Rains that pummeled Beijing in recent days were the heaviest since records began 140 years ago, the city’s weather service said Wednesday.
“The maximum (amount) of rainfall recorded during this storm, which was 744.8 millimeters, occurred at the Wangjiayuan Reservoir in Changping,” the Beijing Meteorological Service said, adding it was the “heaviest rainfall in 140 years”.
Storm Doksuri, a former super typhoon, swept northwards over China after hitting southern Fujian province last week, following its battering of the Philippines.
Heavy rains began pummeling the capital and surrounding areas on Saturday, with nearly the average rainfall for the entire month of July dumped on Beijing in just 40 hours.
On Tuesday, state broadcaster CCTV said the rains had killed at least 11 people in Beijing, two of whom were workers “killed on duty during rescue and relief” operations.
Thirteen people were still missing, but another 14 had been found safe, the broadcaster said.
In neighboring Hebei province, where over 800,000 people were evacuated, nine people were killed and six were missing, it said.
Another two casualties were reported in northeastern Liaoning province over the weekend.
President Xi Jinping on Tuesday called for “every effort” to rescue those “lost or trapped” by the rains.
China has been experiencing extreme weather and posting record temperatures this summer, events that scientists say are being exacerbated by climate change.

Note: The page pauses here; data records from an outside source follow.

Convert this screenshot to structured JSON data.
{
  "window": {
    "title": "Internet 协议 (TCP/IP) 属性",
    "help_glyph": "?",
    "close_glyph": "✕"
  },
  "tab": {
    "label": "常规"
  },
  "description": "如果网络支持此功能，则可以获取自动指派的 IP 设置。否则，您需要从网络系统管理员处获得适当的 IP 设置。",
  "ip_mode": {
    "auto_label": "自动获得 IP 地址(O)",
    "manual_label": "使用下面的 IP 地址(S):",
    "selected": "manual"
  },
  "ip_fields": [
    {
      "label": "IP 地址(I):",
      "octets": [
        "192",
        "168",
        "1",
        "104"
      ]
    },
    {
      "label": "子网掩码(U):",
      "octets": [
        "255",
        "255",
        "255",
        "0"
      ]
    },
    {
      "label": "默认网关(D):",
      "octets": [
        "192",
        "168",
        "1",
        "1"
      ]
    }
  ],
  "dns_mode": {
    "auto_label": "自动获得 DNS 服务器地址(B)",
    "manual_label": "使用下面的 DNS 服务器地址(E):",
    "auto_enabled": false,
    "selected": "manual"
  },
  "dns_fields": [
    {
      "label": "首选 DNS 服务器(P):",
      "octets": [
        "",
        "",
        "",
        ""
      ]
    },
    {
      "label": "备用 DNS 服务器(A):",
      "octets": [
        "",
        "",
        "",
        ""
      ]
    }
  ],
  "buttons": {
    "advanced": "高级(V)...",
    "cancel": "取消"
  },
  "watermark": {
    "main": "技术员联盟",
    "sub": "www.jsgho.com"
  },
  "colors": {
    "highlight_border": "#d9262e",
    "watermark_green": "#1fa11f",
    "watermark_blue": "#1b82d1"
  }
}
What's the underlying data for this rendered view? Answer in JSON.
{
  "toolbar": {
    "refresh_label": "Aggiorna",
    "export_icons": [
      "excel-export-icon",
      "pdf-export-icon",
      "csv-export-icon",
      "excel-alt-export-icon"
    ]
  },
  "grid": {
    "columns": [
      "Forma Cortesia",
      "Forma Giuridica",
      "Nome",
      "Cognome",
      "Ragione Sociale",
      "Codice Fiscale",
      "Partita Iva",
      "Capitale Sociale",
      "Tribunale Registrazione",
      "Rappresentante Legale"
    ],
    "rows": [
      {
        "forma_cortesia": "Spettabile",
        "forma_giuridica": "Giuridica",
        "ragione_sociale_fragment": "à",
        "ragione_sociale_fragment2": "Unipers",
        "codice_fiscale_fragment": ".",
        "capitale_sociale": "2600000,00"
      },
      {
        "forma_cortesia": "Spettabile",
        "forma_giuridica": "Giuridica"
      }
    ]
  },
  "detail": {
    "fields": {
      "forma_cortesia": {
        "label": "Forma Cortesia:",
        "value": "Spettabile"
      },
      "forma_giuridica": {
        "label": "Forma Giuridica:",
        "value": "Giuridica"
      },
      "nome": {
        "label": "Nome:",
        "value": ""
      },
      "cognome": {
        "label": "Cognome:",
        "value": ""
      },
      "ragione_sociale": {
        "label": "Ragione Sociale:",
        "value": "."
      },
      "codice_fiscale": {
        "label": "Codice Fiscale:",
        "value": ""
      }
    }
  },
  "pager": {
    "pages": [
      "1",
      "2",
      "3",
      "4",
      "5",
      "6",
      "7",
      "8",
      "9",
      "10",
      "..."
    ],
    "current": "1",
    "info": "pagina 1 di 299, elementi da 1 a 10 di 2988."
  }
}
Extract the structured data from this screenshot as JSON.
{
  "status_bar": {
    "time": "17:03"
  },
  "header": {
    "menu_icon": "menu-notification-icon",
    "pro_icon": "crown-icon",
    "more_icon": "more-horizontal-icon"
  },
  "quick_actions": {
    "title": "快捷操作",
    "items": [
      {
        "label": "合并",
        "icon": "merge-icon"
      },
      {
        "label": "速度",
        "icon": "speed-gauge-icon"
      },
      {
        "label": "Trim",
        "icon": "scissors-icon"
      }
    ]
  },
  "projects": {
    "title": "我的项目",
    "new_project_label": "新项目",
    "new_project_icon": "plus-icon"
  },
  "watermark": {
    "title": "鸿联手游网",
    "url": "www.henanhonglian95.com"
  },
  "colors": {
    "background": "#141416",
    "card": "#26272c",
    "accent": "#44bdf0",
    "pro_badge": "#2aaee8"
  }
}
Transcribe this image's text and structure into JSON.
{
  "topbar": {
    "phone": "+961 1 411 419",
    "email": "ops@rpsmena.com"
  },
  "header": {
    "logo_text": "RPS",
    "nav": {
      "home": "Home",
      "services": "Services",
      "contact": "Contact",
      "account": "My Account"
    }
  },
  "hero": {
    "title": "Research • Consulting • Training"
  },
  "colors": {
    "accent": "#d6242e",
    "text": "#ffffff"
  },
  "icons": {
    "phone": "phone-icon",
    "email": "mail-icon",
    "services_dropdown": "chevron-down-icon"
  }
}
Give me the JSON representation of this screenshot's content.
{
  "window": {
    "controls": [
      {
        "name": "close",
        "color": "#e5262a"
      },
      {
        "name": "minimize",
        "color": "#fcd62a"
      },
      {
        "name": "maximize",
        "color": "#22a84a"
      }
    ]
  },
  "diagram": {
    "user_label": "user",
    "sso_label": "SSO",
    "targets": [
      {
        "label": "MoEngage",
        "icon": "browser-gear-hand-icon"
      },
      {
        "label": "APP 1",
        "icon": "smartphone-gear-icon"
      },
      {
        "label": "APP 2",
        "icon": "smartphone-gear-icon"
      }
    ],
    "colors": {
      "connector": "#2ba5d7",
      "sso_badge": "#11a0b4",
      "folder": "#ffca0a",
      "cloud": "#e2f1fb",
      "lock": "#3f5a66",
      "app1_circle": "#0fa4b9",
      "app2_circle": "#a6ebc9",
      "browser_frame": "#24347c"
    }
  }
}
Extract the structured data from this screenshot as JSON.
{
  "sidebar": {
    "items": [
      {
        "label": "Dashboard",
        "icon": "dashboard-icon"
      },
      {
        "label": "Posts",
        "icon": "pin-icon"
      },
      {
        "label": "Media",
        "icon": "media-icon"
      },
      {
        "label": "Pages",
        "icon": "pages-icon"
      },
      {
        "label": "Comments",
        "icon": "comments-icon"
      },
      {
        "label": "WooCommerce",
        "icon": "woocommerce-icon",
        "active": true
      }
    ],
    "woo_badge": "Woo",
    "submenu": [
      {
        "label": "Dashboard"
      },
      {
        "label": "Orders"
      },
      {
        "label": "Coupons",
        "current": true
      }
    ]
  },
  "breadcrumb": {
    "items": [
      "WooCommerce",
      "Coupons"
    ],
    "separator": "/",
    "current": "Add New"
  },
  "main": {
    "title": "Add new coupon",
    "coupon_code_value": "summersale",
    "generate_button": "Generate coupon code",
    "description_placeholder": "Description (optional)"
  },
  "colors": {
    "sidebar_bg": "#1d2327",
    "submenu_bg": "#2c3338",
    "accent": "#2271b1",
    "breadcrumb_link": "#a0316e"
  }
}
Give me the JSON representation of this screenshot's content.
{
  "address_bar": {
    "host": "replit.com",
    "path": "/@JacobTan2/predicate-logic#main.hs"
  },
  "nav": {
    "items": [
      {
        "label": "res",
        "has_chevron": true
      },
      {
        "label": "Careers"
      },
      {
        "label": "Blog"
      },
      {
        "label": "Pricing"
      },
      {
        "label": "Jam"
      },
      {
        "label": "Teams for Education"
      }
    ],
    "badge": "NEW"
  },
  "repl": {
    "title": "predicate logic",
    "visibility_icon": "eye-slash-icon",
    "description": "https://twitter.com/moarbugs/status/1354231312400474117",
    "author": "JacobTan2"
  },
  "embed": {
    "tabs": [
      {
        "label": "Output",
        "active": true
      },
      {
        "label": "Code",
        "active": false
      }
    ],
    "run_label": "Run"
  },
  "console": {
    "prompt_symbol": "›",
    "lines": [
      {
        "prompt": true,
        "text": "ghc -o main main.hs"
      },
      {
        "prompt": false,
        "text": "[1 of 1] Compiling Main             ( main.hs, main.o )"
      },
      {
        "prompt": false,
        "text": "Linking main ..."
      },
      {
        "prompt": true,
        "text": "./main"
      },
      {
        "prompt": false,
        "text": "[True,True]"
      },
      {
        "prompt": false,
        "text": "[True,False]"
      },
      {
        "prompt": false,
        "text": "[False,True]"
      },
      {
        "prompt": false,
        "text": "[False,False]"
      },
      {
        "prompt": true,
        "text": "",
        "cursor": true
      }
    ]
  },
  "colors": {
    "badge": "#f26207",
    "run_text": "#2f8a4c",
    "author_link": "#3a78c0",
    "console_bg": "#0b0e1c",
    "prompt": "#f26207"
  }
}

The country is now on alert for the arrival of typhoon Khanun, the sixth such storm of the year, as it nears China’s east coast.